• [Problem details]:
From the entries below, tally the lines with "value" in them and reply with that figure only.
------------------------
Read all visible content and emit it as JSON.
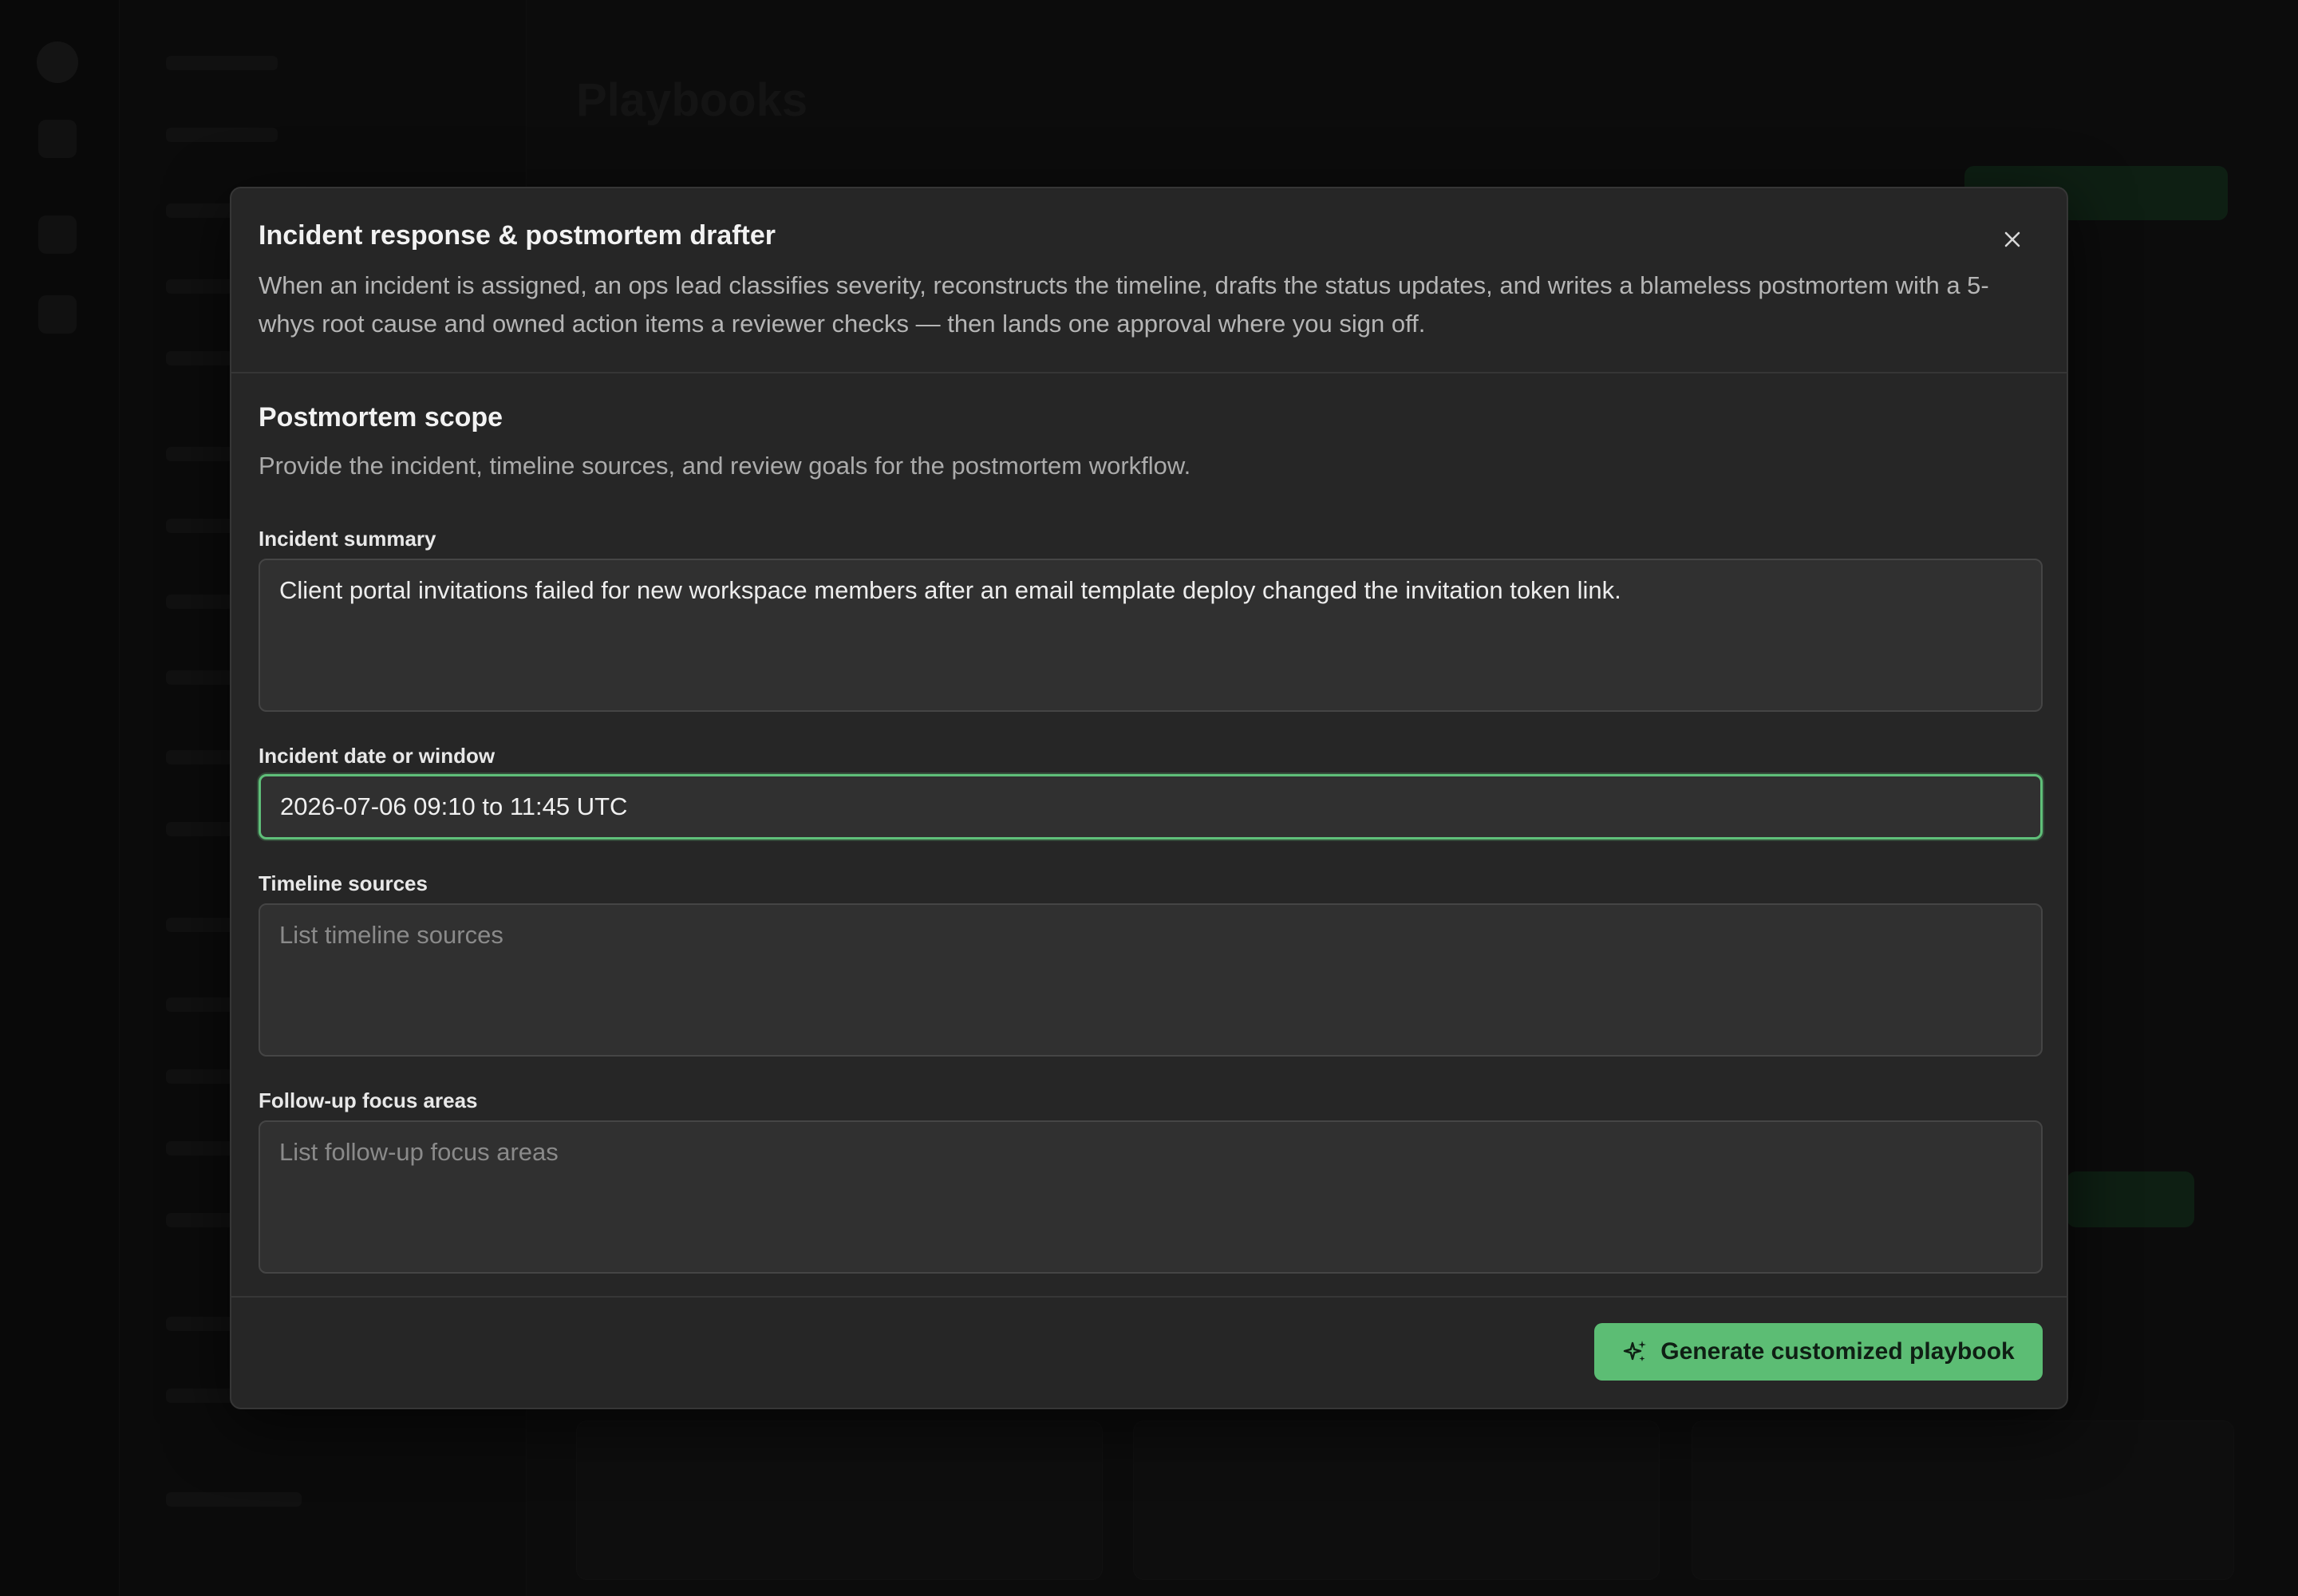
{
  "background": {
    "page_title": "Playbooks"
  },
  "modal": {
    "title": "Incident response & postmortem drafter",
    "description": "When an incident is assigned, an ops lead classifies severity, reconstructs the timeline, drafts the status updates, and writes a blameless postmortem with a 5-whys root cause and owned action items a reviewer checks — then lands one approval where you sign off.",
    "close_icon": "close-icon",
    "section": {
      "title": "Postmortem scope",
      "description": "Provide the incident, timeline sources, and review goals for the postmortem workflow."
    },
    "fields": {
      "incident_summary": {
        "label": "Incident summary",
        "value": "Client portal invitations failed for new workspace members after an email template deploy changed the invitation token link.",
        "placeholder": ""
      },
      "incident_date": {
        "label": "Incident date or window",
        "value": "2026-07-06 09:10 to 11:45 UTC"
      },
      "timeline_sources": {
        "label": "Timeline sources",
        "value": "",
        "placeholder": "List timeline sources"
      },
      "followup_focus": {
        "label": "Follow-up focus areas",
        "value": "",
        "placeholder": "List follow-up focus areas"
      }
    },
    "footer": {
      "generate_label": "Generate customized playbook",
      "generate_icon": "sparkles-icon"
    }
  },
  "colors": {
    "accent": "#5cbd74",
    "modal_bg": "#262626",
    "input_bg": "#303030"
  }
}
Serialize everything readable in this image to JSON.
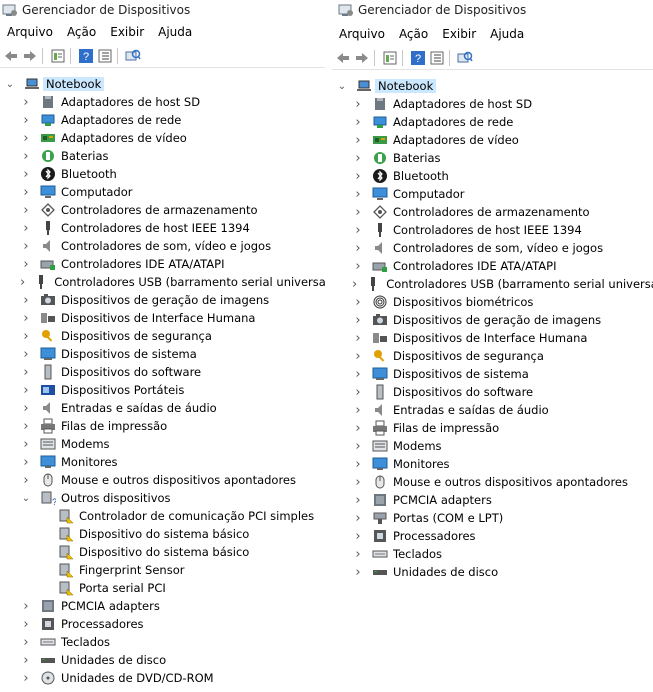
{
  "left": {
    "title": "Gerenciador de Dispositivos",
    "menu": [
      "Arquivo",
      "Ação",
      "Exibir",
      "Ajuda"
    ],
    "root": "Notebook",
    "items": [
      {
        "label": "Adaptadores de host SD",
        "icon": "sd-host-icon",
        "state": "collapsed"
      },
      {
        "label": "Adaptadores de rede",
        "icon": "network-adapter-icon",
        "state": "collapsed"
      },
      {
        "label": "Adaptadores de vídeo",
        "icon": "video-adapter-icon",
        "state": "collapsed"
      },
      {
        "label": "Baterias",
        "icon": "battery-icon",
        "state": "collapsed"
      },
      {
        "label": "Bluetooth",
        "icon": "bluetooth-icon",
        "state": "collapsed"
      },
      {
        "label": "Computador",
        "icon": "computer-icon",
        "state": "collapsed"
      },
      {
        "label": "Controladores de armazenamento",
        "icon": "storage-controller-icon",
        "state": "collapsed"
      },
      {
        "label": "Controladores de host IEEE 1394",
        "icon": "ieee1394-icon",
        "state": "collapsed"
      },
      {
        "label": "Controladores de som, vídeo e jogos",
        "icon": "speaker-icon",
        "state": "collapsed"
      },
      {
        "label": "Controladores IDE ATA/ATAPI",
        "icon": "ide-controller-icon",
        "state": "collapsed"
      },
      {
        "label": "Controladores USB (barramento serial universal)",
        "icon": "usb-icon",
        "state": "collapsed"
      },
      {
        "label": "Dispositivos de geração de imagens",
        "icon": "camera-icon",
        "state": "collapsed"
      },
      {
        "label": "Dispositivos de Interface Humana",
        "icon": "hid-icon",
        "state": "collapsed"
      },
      {
        "label": "Dispositivos de segurança",
        "icon": "security-key-icon",
        "state": "collapsed"
      },
      {
        "label": "Dispositivos de sistema",
        "icon": "system-device-icon",
        "state": "collapsed"
      },
      {
        "label": "Dispositivos do software",
        "icon": "software-device-icon",
        "state": "collapsed"
      },
      {
        "label": "Dispositivos Portáteis",
        "icon": "portable-device-icon",
        "state": "collapsed"
      },
      {
        "label": "Entradas e saídas de áudio",
        "icon": "speaker-icon",
        "state": "collapsed"
      },
      {
        "label": "Filas de impressão",
        "icon": "printer-icon",
        "state": "collapsed"
      },
      {
        "label": "Modems",
        "icon": "modem-icon",
        "state": "collapsed"
      },
      {
        "label": "Monitores",
        "icon": "monitor-icon",
        "state": "collapsed"
      },
      {
        "label": "Mouse e outros dispositivos apontadores",
        "icon": "mouse-icon",
        "state": "collapsed"
      },
      {
        "label": "Outros dispositivos",
        "icon": "unknown-device-icon",
        "state": "expanded"
      },
      {
        "label": "Controlador de comunicação PCI simples",
        "icon": "warning-device-icon",
        "state": "child"
      },
      {
        "label": "Dispositivo do sistema básico",
        "icon": "warning-device-icon",
        "state": "child"
      },
      {
        "label": "Dispositivo do sistema básico",
        "icon": "warning-device-icon",
        "state": "child"
      },
      {
        "label": "Fingerprint Sensor",
        "icon": "warning-device-icon",
        "state": "child"
      },
      {
        "label": "Porta serial PCI",
        "icon": "warning-device-icon",
        "state": "child"
      },
      {
        "label": "PCMCIA adapters",
        "icon": "pcmcia-icon",
        "state": "collapsed"
      },
      {
        "label": "Processadores",
        "icon": "processor-icon",
        "state": "collapsed"
      },
      {
        "label": "Teclados",
        "icon": "keyboard-icon",
        "state": "collapsed"
      },
      {
        "label": "Unidades de disco",
        "icon": "disk-drive-icon",
        "state": "collapsed"
      },
      {
        "label": "Unidades de DVD/CD-ROM",
        "icon": "dvd-drive-icon",
        "state": "collapsed"
      }
    ]
  },
  "right": {
    "title": "Gerenciador de Dispositivos",
    "menu": [
      "Arquivo",
      "Ação",
      "Exibir",
      "Ajuda"
    ],
    "root": "Notebook",
    "items": [
      {
        "label": "Adaptadores de host SD",
        "icon": "sd-host-icon",
        "state": "collapsed"
      },
      {
        "label": "Adaptadores de rede",
        "icon": "network-adapter-icon",
        "state": "collapsed"
      },
      {
        "label": "Adaptadores de vídeo",
        "icon": "video-adapter-icon",
        "state": "collapsed"
      },
      {
        "label": "Baterias",
        "icon": "battery-icon",
        "state": "collapsed"
      },
      {
        "label": "Bluetooth",
        "icon": "bluetooth-icon",
        "state": "collapsed"
      },
      {
        "label": "Computador",
        "icon": "computer-icon",
        "state": "collapsed"
      },
      {
        "label": "Controladores de armazenamento",
        "icon": "storage-controller-icon",
        "state": "collapsed"
      },
      {
        "label": "Controladores de host IEEE 1394",
        "icon": "ieee1394-icon",
        "state": "collapsed"
      },
      {
        "label": "Controladores de som, vídeo e jogos",
        "icon": "speaker-icon",
        "state": "collapsed"
      },
      {
        "label": "Controladores IDE ATA/ATAPI",
        "icon": "ide-controller-icon",
        "state": "collapsed"
      },
      {
        "label": "Controladores USB (barramento serial universal)",
        "icon": "usb-icon",
        "state": "collapsed"
      },
      {
        "label": "Dispositivos biométricos",
        "icon": "fingerprint-icon",
        "state": "collapsed"
      },
      {
        "label": "Dispositivos de geração de imagens",
        "icon": "camera-icon",
        "state": "collapsed"
      },
      {
        "label": "Dispositivos de Interface Humana",
        "icon": "hid-icon",
        "state": "collapsed"
      },
      {
        "label": "Dispositivos de segurança",
        "icon": "security-key-icon",
        "state": "collapsed"
      },
      {
        "label": "Dispositivos de sistema",
        "icon": "system-device-icon",
        "state": "collapsed"
      },
      {
        "label": "Dispositivos do software",
        "icon": "software-device-icon",
        "state": "collapsed"
      },
      {
        "label": "Entradas e saídas de áudio",
        "icon": "speaker-icon",
        "state": "collapsed"
      },
      {
        "label": "Filas de impressão",
        "icon": "printer-icon",
        "state": "collapsed"
      },
      {
        "label": "Modems",
        "icon": "modem-icon",
        "state": "collapsed"
      },
      {
        "label": "Monitores",
        "icon": "monitor-icon",
        "state": "collapsed"
      },
      {
        "label": "Mouse e outros dispositivos apontadores",
        "icon": "mouse-icon",
        "state": "collapsed"
      },
      {
        "label": "PCMCIA adapters",
        "icon": "pcmcia-icon",
        "state": "collapsed"
      },
      {
        "label": "Portas (COM e LPT)",
        "icon": "port-icon",
        "state": "collapsed"
      },
      {
        "label": "Processadores",
        "icon": "processor-icon",
        "state": "collapsed"
      },
      {
        "label": "Teclados",
        "icon": "keyboard-icon",
        "state": "collapsed"
      },
      {
        "label": "Unidades de disco",
        "icon": "disk-drive-icon",
        "state": "collapsed"
      }
    ]
  },
  "colors": {
    "selection": "#cce8ff",
    "chevron": "#555555",
    "separator": "#e3e3e3"
  }
}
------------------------
• [Written answer]:
4